TV reaches every home in the world: Khushbu
The industry has grown, changed and reinvented itself. It was one big family earlier. However, today, it is only for those who are professional and have it in them to survive the cut-throat competition.
Chennai: As someone with a ringside view, I feel it is wonderful how far our entertainment industry has travelled and continues to reinvent itself. We have grown a lot technically, which is why we can make a Baahubali on a minimum budget (when compared to international budget outlays) and come up with a classy product. The market is much bigger today and the risk factor huge. The gamble is far higher since the money invested in a film is massive and the business of cinema has changed.
FRIENDS FOR ALL TIME
As someone from the older generation of stars, I feel that as actors we all had great fun in those days. It was not about partying or about being on Page 3. It was about the kind of friends we made. There was no mudslinging and we were all very secure about each other. I miss those days when we all used to travel together, kept food for each other and stayed up for friends to get back from work. Today it is about finishing your shot and getting back into your caravan and closing the door until called for the next shot. We used to know the technicians, the light boy, the boy who brought lunch. Even now, when I see the old hands, I shout out, ìHi Mani, how are you?î And he responds with a ìHi Khushî, and not a ìHello, Madam.î We were all one big family then, but things have changed and become very mechanical today.
For us, professionalism meant doing four shifts a day and being on time. A 9 a.m. shoot meant we were ready with make-up etc. and ready for the shoot at 8. 45 a.m. For a sunrise shot we turned up at the spot at 4 a.m., ready to roll. It is my opinion that only people who are professional will survive the longest in this industry. A hero or heroineís market changes every Friday. If you are good at your job, you will last.

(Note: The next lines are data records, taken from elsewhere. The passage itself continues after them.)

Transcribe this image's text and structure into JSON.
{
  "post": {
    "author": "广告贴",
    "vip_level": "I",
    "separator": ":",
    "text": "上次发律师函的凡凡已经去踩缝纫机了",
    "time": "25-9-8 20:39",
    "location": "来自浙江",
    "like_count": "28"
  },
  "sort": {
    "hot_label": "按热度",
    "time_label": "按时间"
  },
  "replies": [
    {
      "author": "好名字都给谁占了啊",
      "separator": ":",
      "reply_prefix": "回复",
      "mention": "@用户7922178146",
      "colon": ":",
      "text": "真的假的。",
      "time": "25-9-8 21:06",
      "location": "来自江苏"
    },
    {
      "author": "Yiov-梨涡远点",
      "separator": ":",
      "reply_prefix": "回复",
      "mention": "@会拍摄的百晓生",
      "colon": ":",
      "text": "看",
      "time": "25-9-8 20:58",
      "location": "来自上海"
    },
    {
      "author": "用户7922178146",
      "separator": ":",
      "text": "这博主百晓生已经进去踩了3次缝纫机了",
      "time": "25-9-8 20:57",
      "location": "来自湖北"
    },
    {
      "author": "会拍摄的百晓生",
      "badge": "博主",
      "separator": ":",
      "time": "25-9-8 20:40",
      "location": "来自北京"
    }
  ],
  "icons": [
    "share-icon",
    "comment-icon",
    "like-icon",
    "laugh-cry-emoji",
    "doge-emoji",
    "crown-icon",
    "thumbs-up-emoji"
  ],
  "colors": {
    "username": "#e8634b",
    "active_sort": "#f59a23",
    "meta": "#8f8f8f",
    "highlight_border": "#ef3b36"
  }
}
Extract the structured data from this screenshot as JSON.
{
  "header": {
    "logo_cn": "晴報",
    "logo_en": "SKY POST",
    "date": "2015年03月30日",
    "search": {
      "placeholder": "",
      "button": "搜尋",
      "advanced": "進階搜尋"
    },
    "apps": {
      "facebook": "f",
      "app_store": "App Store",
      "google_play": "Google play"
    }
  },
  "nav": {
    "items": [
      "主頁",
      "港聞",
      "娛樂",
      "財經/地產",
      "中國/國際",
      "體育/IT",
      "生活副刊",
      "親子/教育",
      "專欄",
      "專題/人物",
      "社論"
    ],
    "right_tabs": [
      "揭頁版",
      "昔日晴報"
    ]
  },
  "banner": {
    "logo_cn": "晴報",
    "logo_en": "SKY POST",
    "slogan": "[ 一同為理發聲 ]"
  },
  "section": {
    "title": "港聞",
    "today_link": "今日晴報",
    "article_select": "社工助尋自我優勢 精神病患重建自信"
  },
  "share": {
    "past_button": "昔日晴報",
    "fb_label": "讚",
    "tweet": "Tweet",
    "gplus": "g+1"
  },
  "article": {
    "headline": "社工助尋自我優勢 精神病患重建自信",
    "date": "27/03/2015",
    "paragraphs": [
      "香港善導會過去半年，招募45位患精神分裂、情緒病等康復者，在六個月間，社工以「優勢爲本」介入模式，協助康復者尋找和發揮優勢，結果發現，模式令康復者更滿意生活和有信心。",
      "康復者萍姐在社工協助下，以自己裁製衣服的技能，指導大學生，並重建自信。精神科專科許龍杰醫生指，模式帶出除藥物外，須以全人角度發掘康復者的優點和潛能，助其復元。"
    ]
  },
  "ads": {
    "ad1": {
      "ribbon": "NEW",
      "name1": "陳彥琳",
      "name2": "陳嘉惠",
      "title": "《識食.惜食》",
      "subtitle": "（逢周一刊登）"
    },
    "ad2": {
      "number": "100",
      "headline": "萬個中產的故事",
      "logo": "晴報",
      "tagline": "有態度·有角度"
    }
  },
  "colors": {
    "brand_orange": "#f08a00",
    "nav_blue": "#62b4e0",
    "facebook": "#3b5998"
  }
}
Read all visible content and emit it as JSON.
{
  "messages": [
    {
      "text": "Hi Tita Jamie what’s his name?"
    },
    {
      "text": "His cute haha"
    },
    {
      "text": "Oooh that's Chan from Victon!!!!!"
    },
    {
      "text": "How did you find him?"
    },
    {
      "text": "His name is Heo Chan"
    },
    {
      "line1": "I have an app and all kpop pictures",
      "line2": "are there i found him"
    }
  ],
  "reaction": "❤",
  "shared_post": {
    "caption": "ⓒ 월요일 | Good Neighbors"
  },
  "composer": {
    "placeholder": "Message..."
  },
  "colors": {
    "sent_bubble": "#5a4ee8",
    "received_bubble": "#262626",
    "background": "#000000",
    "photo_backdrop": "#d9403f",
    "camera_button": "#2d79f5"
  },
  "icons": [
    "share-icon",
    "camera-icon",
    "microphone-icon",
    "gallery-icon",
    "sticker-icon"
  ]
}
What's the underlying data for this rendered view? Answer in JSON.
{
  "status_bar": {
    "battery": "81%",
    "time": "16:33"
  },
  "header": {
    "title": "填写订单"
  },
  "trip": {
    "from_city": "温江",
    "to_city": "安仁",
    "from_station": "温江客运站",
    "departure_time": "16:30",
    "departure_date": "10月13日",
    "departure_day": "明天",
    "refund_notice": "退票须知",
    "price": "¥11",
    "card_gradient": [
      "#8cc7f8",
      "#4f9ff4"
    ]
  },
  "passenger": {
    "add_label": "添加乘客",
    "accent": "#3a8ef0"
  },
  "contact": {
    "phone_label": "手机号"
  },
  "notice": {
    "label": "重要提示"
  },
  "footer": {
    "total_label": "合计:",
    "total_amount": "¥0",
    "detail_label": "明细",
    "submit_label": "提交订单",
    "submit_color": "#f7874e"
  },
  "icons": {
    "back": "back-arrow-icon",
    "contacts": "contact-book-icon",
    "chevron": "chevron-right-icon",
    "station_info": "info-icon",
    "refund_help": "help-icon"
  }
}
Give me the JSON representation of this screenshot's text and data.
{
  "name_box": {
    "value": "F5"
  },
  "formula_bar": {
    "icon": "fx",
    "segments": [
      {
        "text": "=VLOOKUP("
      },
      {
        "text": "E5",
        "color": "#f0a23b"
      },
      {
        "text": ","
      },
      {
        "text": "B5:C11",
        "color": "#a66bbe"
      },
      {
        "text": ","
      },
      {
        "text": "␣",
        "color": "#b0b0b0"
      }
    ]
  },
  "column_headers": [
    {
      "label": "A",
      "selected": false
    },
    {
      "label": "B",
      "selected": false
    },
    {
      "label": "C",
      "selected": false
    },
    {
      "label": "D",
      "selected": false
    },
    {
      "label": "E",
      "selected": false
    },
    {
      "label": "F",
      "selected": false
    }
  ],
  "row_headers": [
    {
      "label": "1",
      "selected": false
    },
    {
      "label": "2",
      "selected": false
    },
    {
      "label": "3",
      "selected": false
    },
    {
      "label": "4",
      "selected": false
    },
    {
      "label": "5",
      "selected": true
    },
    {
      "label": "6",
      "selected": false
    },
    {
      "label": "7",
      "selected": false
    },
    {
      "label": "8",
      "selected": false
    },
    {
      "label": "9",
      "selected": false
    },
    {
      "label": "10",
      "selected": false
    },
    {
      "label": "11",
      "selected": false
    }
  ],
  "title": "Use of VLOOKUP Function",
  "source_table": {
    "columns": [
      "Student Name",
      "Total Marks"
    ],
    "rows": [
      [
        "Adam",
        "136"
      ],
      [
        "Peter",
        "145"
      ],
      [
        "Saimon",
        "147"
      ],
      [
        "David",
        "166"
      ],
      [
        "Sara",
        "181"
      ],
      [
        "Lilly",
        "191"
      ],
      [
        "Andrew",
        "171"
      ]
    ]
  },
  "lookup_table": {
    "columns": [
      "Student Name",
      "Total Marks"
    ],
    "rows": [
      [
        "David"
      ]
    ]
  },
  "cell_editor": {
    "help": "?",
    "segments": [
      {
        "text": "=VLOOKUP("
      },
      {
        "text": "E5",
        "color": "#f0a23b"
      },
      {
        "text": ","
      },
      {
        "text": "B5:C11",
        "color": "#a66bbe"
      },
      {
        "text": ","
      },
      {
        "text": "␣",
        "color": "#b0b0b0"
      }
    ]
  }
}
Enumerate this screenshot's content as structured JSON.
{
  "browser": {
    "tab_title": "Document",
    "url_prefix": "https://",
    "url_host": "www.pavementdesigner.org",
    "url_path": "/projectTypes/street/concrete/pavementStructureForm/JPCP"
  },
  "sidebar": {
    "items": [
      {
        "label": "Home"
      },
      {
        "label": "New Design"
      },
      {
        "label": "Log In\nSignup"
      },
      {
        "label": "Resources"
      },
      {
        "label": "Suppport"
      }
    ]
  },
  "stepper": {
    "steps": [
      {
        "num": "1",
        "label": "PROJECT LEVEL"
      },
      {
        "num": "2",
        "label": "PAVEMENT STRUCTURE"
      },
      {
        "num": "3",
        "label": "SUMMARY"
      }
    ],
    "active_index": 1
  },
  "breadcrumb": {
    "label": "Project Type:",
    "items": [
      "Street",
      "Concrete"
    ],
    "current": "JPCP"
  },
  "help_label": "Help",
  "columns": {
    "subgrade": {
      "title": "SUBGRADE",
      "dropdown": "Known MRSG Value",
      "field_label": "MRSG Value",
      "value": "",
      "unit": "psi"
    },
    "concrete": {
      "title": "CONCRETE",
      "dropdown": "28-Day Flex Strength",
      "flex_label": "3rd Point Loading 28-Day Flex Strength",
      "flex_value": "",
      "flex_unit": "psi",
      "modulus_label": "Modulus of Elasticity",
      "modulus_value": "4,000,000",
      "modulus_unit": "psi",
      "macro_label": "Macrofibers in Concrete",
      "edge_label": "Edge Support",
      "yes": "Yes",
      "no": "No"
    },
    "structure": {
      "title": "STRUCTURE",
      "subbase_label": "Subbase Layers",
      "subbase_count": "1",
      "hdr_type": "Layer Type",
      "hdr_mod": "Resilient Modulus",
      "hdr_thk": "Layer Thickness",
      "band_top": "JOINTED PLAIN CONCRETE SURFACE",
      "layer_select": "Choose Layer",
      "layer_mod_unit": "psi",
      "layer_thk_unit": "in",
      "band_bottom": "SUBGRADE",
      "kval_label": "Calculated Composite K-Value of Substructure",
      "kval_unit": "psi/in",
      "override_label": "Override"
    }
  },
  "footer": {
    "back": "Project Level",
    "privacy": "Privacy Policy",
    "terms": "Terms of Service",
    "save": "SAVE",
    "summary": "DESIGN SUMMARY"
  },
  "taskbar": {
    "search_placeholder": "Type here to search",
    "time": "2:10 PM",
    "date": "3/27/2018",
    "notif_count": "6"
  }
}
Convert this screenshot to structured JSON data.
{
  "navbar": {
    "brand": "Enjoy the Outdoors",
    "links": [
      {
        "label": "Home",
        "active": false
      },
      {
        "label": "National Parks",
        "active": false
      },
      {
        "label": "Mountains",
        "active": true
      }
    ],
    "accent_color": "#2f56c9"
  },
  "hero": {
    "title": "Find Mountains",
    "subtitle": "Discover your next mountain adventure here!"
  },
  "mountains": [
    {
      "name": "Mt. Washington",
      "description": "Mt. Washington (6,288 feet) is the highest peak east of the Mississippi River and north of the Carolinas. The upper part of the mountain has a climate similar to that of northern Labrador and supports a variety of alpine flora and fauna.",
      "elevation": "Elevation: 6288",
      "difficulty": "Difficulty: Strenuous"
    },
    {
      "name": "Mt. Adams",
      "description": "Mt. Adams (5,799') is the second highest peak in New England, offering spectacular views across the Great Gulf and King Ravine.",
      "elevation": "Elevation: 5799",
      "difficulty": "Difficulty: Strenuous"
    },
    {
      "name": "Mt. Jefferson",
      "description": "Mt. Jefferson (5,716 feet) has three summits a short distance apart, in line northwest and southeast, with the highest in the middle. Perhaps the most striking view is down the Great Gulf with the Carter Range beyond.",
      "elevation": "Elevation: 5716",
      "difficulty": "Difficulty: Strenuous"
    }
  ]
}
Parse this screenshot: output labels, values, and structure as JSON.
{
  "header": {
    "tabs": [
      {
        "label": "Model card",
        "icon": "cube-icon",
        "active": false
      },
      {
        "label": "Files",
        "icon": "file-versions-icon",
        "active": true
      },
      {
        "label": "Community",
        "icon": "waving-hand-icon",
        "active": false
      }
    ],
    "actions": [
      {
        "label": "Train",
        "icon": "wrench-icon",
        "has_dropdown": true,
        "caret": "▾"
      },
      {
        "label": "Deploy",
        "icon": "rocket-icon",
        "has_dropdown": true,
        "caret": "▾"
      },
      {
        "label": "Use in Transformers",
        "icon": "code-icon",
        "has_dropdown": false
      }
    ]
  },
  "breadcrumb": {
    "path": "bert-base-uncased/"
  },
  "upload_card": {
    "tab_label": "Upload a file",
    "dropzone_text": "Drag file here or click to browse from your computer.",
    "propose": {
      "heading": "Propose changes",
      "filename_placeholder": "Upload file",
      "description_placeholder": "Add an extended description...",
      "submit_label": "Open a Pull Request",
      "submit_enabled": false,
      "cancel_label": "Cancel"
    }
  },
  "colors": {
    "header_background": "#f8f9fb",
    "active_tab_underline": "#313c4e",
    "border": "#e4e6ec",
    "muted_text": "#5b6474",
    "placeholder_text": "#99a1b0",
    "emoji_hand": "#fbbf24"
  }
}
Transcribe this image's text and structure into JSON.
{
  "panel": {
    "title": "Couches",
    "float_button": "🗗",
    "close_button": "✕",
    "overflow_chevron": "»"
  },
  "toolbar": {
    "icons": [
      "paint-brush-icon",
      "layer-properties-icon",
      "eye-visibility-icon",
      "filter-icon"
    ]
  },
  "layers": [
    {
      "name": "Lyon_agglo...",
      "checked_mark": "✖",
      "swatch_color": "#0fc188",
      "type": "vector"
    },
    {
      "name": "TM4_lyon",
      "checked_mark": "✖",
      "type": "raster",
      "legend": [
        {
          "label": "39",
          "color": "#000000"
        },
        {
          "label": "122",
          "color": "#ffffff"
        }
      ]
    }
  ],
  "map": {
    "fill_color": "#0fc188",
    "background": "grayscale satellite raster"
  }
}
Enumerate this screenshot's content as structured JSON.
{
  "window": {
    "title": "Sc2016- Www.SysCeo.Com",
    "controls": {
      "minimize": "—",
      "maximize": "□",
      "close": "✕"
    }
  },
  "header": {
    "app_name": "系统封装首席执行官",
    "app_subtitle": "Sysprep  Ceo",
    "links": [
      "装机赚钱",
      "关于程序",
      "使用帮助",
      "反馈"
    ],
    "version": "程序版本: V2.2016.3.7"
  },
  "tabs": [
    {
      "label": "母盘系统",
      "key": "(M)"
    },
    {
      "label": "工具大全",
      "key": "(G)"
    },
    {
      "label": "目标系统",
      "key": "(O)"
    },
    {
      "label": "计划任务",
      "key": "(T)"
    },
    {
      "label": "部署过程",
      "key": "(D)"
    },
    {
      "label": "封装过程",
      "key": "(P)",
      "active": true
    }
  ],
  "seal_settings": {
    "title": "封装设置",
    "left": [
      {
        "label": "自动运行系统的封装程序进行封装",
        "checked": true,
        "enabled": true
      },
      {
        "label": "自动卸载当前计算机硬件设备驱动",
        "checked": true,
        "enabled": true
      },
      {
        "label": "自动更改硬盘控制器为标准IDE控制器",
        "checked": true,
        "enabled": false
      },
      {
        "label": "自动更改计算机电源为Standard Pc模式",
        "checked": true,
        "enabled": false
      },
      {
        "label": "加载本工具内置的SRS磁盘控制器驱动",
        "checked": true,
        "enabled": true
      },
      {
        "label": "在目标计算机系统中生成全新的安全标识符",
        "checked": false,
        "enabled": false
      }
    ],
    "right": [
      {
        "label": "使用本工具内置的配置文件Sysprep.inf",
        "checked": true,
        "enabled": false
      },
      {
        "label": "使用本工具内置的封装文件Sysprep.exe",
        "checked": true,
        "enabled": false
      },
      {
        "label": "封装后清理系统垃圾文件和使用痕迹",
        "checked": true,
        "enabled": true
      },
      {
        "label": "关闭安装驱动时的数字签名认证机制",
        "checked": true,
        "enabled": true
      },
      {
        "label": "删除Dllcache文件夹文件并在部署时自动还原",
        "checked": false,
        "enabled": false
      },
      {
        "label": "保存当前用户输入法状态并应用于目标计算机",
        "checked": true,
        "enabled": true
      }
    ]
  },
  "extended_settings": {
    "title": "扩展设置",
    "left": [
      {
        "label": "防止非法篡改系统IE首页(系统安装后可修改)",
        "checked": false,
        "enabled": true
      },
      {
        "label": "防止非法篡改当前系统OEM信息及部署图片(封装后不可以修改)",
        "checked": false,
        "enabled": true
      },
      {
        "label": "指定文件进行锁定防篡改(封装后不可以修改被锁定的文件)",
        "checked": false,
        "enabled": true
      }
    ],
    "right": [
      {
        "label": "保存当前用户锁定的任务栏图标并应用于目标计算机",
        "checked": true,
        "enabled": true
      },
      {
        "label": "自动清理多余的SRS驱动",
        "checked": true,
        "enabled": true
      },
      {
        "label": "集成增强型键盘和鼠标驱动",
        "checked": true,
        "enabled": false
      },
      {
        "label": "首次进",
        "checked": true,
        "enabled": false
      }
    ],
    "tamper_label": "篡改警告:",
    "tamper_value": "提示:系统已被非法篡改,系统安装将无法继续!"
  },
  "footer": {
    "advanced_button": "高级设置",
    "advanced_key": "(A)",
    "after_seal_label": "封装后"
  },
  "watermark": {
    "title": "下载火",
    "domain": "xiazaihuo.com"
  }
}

TV IS EVERYTHING
There was a time when people used to look down on television, that it was not for stars. But not anymore. That perception has taken a U turn, simply because of the visibility and the way the medium reaches every home not just within the country, but all over the world. Just look at Bollywood. Every star is on every channel, promoting his/her movie or simply connecting. We in Tamil cinema need to grow up a bit and acknowledge that TV is not smaller than cinema. It is a great medium through which to express oneís thoughts, views and talents.
I never thought I had such speaking skills, but TV showed me a way to speak on issues that I am passionate about. My show, Simply Khushbu, gives me the freedom to be what I am, someone with no pretensions. When I am called by national channels for a prime time debate, I never know what questions they are going to throw at me, so I go fully prepared. I am not Google, so if I do not know something, I tell them I am not aware of it. Likewise, if I am wrong about something I do not hesitate to say ësorryí because I strongly feel you do not become a smaller person because you made a mistake. I am told the younger generation is a lot like that and appreciates frankness. I see a lot of youngsters showing an interest and concern for society, we see that in some of our movies as well, today. I want a lot of young people to come forward and take an active interest in politics. Obama became President when he was 48, but he made his preparations much earlier. We always complain about our ministers, but we all should do our bit to change the quality of political life. There are a lot of young faces in the entertainment field which is very good. I wish Chennai had as many youngsters getting into politics at an early age and making informed choices.
Visit news.dtnext.in to explore our interactive epaper!
Download the DT Next app for more exciting features!
Click here for iOS
Click here for Android